Gandhi accepted socialism as a part of his programme to do away with social and economic inequalities. Gandhian socialism, however, is in a class by itself. It did not arise as a result of his studies of the writings of Karl Marx and others, nor was it derived from the horrors of capitalism, nor was it an outcome of his reactions against the prevailing faulty socio-economic setup, as was the case with Saint Simon, Owen, Fourier, etc. Socialism to Gandhi was a religion wherein “the Prince and the peasants, the wealthy and the poor, the employer and the employee, are all on the same level”. In terms of religion, there is no duality in socialism.

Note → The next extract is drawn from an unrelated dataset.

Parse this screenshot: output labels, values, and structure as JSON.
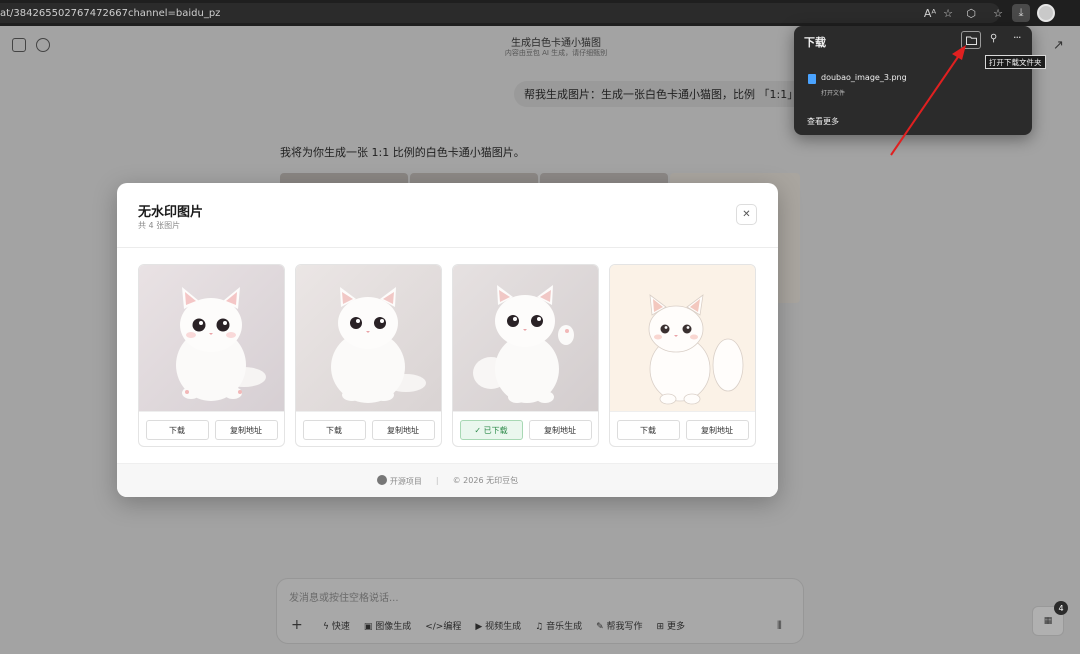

In order to understand Gandhi’s Sarvodaya or as, some people have inadequately described it, “Gandhian Socialism”, it is necessary to state certain basic convictions that he held on the property and economic equality. Speaking in London on September 22, 1931, Gandhi said, “possession seems to me to be a crime. I can only possess certain things when I know that others, who also want to possess similar things, are able to do so”. Gandhi equated private property in excess of the basic needs of human existence with exploitation, and it was this distrust of private property that made him proclaim several times that he was a socialist and a communist, though he was also quick to repudiate the other aspects of these creeds. Gandhi also proclaimed his profound belief in the rightness of economic equality. He made a sharp distinction between contribution and retention, and said, “economic equality of my conception does not mean that everyone would literally have the same amount. It simply means that everybody should have enough for his or her needs”. The real meaning of economic equality is “to each according to his need”.

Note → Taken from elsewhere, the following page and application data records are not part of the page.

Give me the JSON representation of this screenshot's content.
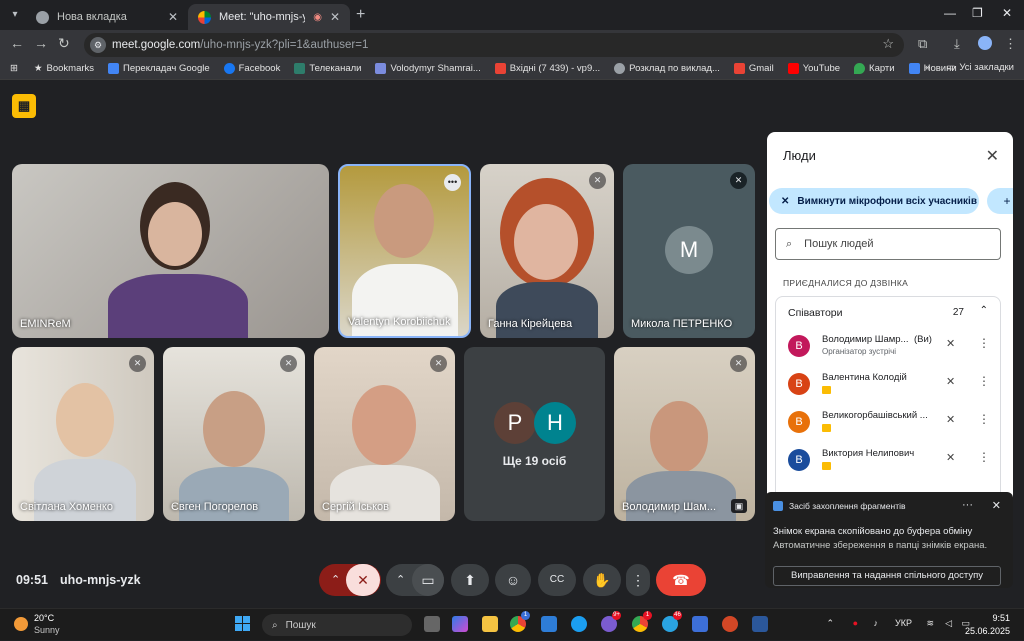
{
  "browser": {
    "tabs": [
      {
        "title": "Нова вкладка"
      },
      {
        "title": "Meet: \"uho-mnjs-yzk\""
      }
    ],
    "url_host": "meet.google.com",
    "url_path": "/uho-mnjs-yzk?pli=1&authuser=1",
    "bookmarks": [
      "Bookmarks",
      "Перекладач Google",
      "Facebook",
      "Телеканали",
      "Volodymyr Shamrai...",
      "Вхідні (7 439) - vp9...",
      "Розклад по виклад...",
      "Gmail",
      "YouTube",
      "Карти",
      "Новини"
    ],
    "all_bookmarks": "Усі закладки"
  },
  "meeting": {
    "time": "09:51",
    "code": "uho-mnjs-yzk",
    "tiles": [
      {
        "name": "EMINReM"
      },
      {
        "name": "Valentyn Korobiichuk"
      },
      {
        "name": "Ганна Кірейцева"
      },
      {
        "name": "Микола ПЕТРЕНКО",
        "avatar": "M"
      },
      {
        "name": "Світлана Хоменко"
      },
      {
        "name": "Євген Погорелов"
      },
      {
        "name": "Сергій Іськов"
      },
      {
        "name": "Володимир Шам..."
      }
    ],
    "more": {
      "label": "Ще 19 осіб",
      "avatars": [
        "P",
        "H"
      ]
    },
    "colors": {
      "hangup": "#ea4335",
      "mic_off_bg": "#f9dedc",
      "more_p": "#5d4037",
      "more_h": "#00838f"
    }
  },
  "people_panel": {
    "title": "Люди",
    "mute_all": "Вимкнути мікрофони всіх учасників",
    "search_placeholder": "Пошук людей",
    "section": "ПРИЄДНАЛИСЯ ДО ДЗВІНКА",
    "group": "Співавтори",
    "count": "27",
    "people": [
      {
        "avatar": "В",
        "name": "Володимир Шамр...",
        "you": "(Ви)",
        "sub": "Організатор зустрічі",
        "color": "#c2185b"
      },
      {
        "avatar": "В",
        "name": "Валентина Колодій",
        "color": "#d84315"
      },
      {
        "avatar": "В",
        "name": "Великогорбашівський ...",
        "color": "#e8710a"
      },
      {
        "avatar": "В",
        "name": "Виктория Нелипович",
        "color": "#1a4c9c"
      }
    ]
  },
  "toast": {
    "title": "Засіб захоплення фрагментів",
    "message": "Знімок екрана скопійовано до буфера обміну",
    "detail": "Автоматичне збереження в папці знімків екрана.",
    "button": "Виправлення та надання спільного доступу"
  },
  "taskbar": {
    "temp": "20°C",
    "condition": "Sunny",
    "search": "Пошук",
    "lang": "УКР",
    "time": "9:51",
    "date": "25.06.2025",
    "badges": [
      "1",
      "9+",
      "1",
      "46"
    ]
  }
}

He shared with the Marxists their belief in the inevitability of the end of capitalism and agreed that socialism was the coming social order, but he did not accept their thesis that class war and violence were the only possible mid-wives of fundamental social change. Nor did he believe that such a change could be permanent if brought about by violence. For bringing about an enduring change, Gandhi believed that use had to be made of education, persuasion, love and non-violence. Declaring that “socialism is as pure as crystal”, and, therefore, needed crystal-like means to achieve it, he asserted that truth and Ahimsa must be incarnated in socialism and proclaimed his faith thus “This I do say fearlessly and firmly, that every worthy object can be achieved by the use of Satyagraha. It is the highest and infallible means, the greatest force. Socialism will not be reached by any other means”.
For Gandhi socialism was not limited by class constraints. He believed in a classless society but did not think that this involved the destruction of the individuals who constituted the propertied classes. He was not prepared to identify capitalism with capitalists nor agrarian exploitation with landlords. He was a believer in the essential unity of man. For him, “all human activities, whether political or economic, social or religious, had to be guided by the ultimate vision of God, and this could be secured only by the service of all”. “I am a part and parcel of the whole”, he declared “and I cannot find him apart from the rest of humanity”.
Gandhi believed that it was possible through non-violence to transform the existing relationship between the classes and the masses into something healthier and purer and he could not subscribe to any social order, however good it was in other respect, that did not conform to his fundamental conviction in Truth and Non-Violence. In the Gandhian dictionary, it is impossible to distinguish between means and ends, and therefore, Gandhi’s conception of socialism was basically different from that associated with communism or scientific socialism or the Russian or the Chinese experiment. The Gandhian alternative is Sarvodaya, a classless society based on the destruction of the class but not on the destruction of the individual who constitutes the classes.
Gandhi also claimed for his socialism of Sarvodaya and Trusteeship the ability to survive on a self-sustaining and permanent basis which, he held, was not possible in the case of the socialism or communism of the Marxist conception. This was not only because the latter used violence as its means and according to Gandhi, nothing secured by violence could survive on a permanent basis, but also because socialism through violence only destroyed possession but did not destroy possessiveness.